------ Exercise materials ------
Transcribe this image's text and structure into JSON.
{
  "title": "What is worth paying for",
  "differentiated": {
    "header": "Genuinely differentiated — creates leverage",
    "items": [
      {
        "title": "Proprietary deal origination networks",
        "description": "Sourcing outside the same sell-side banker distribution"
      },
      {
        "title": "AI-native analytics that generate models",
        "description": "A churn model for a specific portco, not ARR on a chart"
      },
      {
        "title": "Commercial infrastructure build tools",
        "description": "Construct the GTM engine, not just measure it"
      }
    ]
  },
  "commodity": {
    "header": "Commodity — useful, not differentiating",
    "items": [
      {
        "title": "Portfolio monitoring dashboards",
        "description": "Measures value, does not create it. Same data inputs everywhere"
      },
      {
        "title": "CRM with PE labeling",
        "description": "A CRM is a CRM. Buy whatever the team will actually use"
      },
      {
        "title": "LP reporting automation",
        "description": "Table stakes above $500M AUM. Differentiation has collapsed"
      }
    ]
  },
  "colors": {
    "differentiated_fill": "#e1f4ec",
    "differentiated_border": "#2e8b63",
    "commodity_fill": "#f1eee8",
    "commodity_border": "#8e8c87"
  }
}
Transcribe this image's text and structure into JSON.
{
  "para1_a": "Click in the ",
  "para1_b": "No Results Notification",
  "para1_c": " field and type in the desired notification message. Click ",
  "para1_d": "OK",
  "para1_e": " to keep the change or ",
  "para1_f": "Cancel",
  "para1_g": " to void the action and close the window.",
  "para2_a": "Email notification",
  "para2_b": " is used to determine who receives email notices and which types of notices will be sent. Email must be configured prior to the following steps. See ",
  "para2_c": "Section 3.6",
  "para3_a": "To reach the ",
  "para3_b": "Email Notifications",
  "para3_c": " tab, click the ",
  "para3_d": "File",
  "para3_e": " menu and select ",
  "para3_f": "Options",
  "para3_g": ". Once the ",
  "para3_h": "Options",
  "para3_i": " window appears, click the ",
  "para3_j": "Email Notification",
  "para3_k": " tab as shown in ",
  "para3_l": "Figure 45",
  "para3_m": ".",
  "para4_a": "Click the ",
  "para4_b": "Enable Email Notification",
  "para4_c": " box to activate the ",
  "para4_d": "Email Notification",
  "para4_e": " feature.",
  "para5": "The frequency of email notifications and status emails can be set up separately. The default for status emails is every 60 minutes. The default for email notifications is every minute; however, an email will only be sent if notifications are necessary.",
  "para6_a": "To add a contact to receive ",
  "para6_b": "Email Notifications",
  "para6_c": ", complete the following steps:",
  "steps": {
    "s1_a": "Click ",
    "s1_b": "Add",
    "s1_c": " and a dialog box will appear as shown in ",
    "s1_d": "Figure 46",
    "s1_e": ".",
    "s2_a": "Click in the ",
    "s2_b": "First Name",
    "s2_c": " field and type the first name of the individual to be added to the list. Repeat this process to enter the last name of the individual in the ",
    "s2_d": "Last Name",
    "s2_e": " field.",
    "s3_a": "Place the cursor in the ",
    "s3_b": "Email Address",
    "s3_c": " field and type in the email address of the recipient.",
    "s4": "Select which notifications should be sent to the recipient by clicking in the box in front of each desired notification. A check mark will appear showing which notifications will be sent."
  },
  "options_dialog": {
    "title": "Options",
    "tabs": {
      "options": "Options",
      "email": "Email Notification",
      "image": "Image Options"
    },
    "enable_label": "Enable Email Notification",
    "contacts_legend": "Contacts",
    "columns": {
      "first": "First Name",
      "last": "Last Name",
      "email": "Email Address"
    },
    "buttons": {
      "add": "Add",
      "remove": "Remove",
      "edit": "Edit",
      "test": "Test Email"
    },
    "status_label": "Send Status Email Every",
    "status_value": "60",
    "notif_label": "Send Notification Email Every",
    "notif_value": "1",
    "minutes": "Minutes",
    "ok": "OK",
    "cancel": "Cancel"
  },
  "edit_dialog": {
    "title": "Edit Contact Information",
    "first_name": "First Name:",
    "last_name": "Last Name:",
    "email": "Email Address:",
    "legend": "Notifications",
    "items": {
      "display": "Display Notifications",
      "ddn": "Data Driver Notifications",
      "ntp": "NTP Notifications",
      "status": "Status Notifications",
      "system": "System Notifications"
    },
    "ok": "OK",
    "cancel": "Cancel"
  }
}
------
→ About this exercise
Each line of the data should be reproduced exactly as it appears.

→ Output of the task
Transcribe this image's text and structure into JSON.
{
  "title": "What is worth paying for",
  "differentiated": {
    "header": "Genuinely differentiated — creates leverage",
    "items": [
      {
        "title": "Proprietary deal origination networks",
        "description": "Sourcing outside the same sell-side banker distribution"
      },
      {
        "title": "AI-native analytics that generate models",
        "description": "A churn model for a specific portco, not ARR on a chart"
      },
      {
        "title": "Commercial infrastructure build tools",
        "description": "Construct the GTM engine, not just measure it"
      }
    ]
  },
  "commodity": {
    "header": "Commodity — useful, not differentiating",
    "items": [
      {
        "title": "Portfolio monitoring dashboards",
        "description": "Measures value, does not create it. Same data inputs everywhere"
      },
      {
        "title": "CRM with PE labeling",
        "description": "A CRM is a CRM. Buy whatever the team will actually use"
      },
      {
        "title": "LP reporting automation",
        "description": "Table stakes above $500M AUM. Differentiation has collapsed"
      }
    ]
  },
  "colors": {
    "differentiated_fill": "#e1f4ec",
    "differentiated_border": "#2e8b63",
    "commodity_fill": "#f1eee8",
    "commodity_border": "#8e8c87"
  }
}
Transcribe this image's text and structure into JSON.
{
  "para1_a": "Click in the ",
  "para1_b": "No Results Notification",
  "para1_c": " field and type in the desired notification message. Click ",
  "para1_d": "OK",
  "para1_e": " to keep the change or ",
  "para1_f": "Cancel",
  "para1_g": " to void the action and close the window.",
  "para2_a": "Email notification",
  "para2_b": " is used to determine who receives email notices and which types of notices will be sent. Email must be configured prior to the following steps. See ",
  "para2_c": "Section 3.6",
  "para3_a": "To reach the ",
  "para3_b": "Email Notifications",
  "para3_c": " tab, click the ",
  "para3_d": "File",
  "para3_e": " menu and select ",
  "para3_f": "Options",
  "para3_g": ". Once the ",
  "para3_h": "Options",
  "para3_i": " window appears, click the ",
  "para3_j": "Email Notification",
  "para3_k": " tab as shown in ",
  "para3_l": "Figure 45",
  "para3_m": ".",
  "para4_a": "Click the ",
  "para4_b": "Enable Email Notification",
  "para4_c": " box to activate the ",
  "para4_d": "Email Notification",
  "para4_e": " feature.",
  "para5": "The frequency of email notifications and status emails can be set up separately. The default for status emails is every 60 minutes. The default for email notifications is every minute; however, an email will only be sent if notifications are necessary.",
  "para6_a": "To add a contact to receive ",
  "para6_b": "Email Notifications",
  "para6_c": ", complete the following steps:",
  "steps": {
    "s1_a": "Click ",
    "s1_b": "Add",
    "s1_c": " and a dialog box will appear as shown in ",
    "s1_d": "Figure 46",
    "s1_e": ".",
    "s2_a": "Click in the ",
    "s2_b": "First Name",
    "s2_c": " field and type the first name of the individual to be added to the list. Repeat this process to enter the last name of the individual in the ",
    "s2_d": "Last Name",
    "s2_e": " field.",
    "s3_a": "Place the cursor in the ",
    "s3_b": "Email Address",
    "s3_c": " field and type in the email address of the recipient.",
    "s4": "Select which notifications should be sent to the recipient by clicking in the box in front of each desired notification. A check mark will appear showing which notifications will be sent."
  },
  "options_dialog": {
    "title": "Options",
    "tabs": {
      "options": "Options",
      "email": "Email Notification",
      "image": "Image Options"
    },
    "enable_label": "Enable Email Notification",
    "contacts_legend": "Contacts",
    "columns": {
      "first": "First Name",
      "last": "Last Name",
      "email": "Email Address"
    },
    "buttons": {
      "add": "Add",
      "remove": "Remove",
      "edit": "Edit",
      "test": "Test Email"
    },
    "status_label": "Send Status Email Every",
    "status_value": "60",
    "notif_label": "Send Notification Email Every",
    "notif_value": "1",
    "minutes": "Minutes",
    "ok": "OK",
    "cancel": "Cancel"
  },
  "edit_dialog": {
    "title": "Edit Contact Information",
    "first_name": "First Name:",
    "last_name": "Last Name:",
    "email": "Email Address:",
    "legend": "Notifications",
    "items": {
      "display": "Display Notifications",
      "ddn": "Data Driver Notifications",
      "ntp": "NTP Notifications",
      "status": "Status Notifications",
      "system": "System Notifications"
    },
    "ok": "OK",
    "cancel": "Cancel"
  }
}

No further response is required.